Given its more general readership, Seeds has to tread that fine line between accuracy and not overwhelming the reader with technical – ‘scientific’ – terms. It seems to do that well and tends to explain the more technical terms in the text where they arise. Usefully, a short Glossary is also included to help with that. It is also comforting to note that a listing of Resources is included: It’s always useful to give interested readers something to go on to once their appetite has been whetted by the book itself.

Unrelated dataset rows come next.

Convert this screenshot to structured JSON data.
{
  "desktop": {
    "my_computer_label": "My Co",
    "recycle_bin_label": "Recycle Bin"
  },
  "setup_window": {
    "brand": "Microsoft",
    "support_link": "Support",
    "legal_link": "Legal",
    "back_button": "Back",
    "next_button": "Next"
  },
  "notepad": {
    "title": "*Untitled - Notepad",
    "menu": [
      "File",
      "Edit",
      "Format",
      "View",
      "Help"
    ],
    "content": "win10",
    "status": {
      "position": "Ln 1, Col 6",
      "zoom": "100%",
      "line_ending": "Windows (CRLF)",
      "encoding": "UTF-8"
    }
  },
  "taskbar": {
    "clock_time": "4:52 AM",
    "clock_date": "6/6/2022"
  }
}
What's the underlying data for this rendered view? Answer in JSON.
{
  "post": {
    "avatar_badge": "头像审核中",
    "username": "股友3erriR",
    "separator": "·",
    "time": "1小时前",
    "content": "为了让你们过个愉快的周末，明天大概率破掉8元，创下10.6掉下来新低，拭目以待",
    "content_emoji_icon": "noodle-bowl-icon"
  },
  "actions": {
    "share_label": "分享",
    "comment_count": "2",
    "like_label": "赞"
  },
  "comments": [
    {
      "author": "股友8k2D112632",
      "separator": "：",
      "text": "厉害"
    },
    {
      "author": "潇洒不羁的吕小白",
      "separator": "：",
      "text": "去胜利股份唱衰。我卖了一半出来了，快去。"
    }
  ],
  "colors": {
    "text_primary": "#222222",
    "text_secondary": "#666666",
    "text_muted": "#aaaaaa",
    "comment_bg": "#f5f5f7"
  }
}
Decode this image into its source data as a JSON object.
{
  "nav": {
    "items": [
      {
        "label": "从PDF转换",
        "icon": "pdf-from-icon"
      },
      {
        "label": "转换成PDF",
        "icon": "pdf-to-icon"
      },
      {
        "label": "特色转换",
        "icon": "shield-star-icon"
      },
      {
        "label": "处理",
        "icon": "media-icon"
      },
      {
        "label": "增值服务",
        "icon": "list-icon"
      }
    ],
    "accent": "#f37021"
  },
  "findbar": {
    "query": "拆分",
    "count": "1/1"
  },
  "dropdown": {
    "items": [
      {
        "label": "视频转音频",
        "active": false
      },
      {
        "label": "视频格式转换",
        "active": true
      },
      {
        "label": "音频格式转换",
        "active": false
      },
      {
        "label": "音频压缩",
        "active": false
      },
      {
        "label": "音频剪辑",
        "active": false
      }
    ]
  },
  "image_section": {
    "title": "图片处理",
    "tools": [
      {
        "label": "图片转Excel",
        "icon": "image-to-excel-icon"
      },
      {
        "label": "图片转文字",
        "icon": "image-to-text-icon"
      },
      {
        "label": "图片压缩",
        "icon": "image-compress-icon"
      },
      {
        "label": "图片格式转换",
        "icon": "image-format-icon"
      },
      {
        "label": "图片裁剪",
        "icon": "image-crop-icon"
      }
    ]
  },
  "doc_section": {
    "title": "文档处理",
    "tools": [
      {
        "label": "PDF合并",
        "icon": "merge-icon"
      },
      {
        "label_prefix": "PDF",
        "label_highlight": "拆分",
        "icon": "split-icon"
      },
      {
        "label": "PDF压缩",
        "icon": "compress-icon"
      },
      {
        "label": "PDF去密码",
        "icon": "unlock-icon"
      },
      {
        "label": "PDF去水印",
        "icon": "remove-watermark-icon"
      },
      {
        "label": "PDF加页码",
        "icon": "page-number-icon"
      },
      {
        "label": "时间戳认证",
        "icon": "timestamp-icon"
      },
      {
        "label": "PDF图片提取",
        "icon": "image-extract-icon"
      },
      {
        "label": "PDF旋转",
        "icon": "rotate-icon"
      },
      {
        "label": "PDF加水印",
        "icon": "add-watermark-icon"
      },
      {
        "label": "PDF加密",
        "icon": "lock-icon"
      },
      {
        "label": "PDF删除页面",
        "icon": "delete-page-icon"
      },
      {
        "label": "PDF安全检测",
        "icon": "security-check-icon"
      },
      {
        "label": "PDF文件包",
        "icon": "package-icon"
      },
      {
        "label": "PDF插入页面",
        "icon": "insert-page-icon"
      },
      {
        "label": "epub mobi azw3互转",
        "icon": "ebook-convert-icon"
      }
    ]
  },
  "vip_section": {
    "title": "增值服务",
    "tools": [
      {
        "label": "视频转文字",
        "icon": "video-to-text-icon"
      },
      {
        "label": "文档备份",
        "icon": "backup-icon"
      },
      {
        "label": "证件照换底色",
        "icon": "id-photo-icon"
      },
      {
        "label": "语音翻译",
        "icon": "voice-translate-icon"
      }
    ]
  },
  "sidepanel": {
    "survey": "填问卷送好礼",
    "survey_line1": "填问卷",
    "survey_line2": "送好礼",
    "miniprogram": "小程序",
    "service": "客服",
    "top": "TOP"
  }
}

However, there are no in-text citations for any of the great number of facts that are included in the text that accompanies each seed’s entry (but, if a fact is mentioned do make it a complete one: e.g. it’s annoying to read that the Assam Cycas (Cycas pectinata) is the world’s tallest cycad when the height/size is not stated (p. 38)! ***). Whilst I have no reason to doubt the veracity of the information that’s shared, the teacher in me is always uneasy when sources are not stated – I would not like my own students to perpetuate that unsupported statement of facts from other’s work [although, citing Seeds as the source is a partial solution in this instance…].
Editor Paul Smith’s Book of Seeds is an attractive book whose subject matter is of importance to us all. It is, however, probably one to browse rather than read cover-to-cover. But, it is definitely one that is eminently informative, educational and ‘entertaining’. What next for the University of Chicago Press and its ‘600’s? Well, how about a book that celebrates 600 fruits?
* Because “It is no exaggeration to say that the seed is the basis of human civilization” (p. 19).
** But whose page number is missing from the Scientific Names Index – where it is oddly spelt as Dactylorchis fuschii [its common name is listed – along with the page number – in the Index of Common Names…].
*** Although typically 12 m tall, a female of this species has been recorded at 16.1 m, which, apparently, makes it the world’s tallest cycad.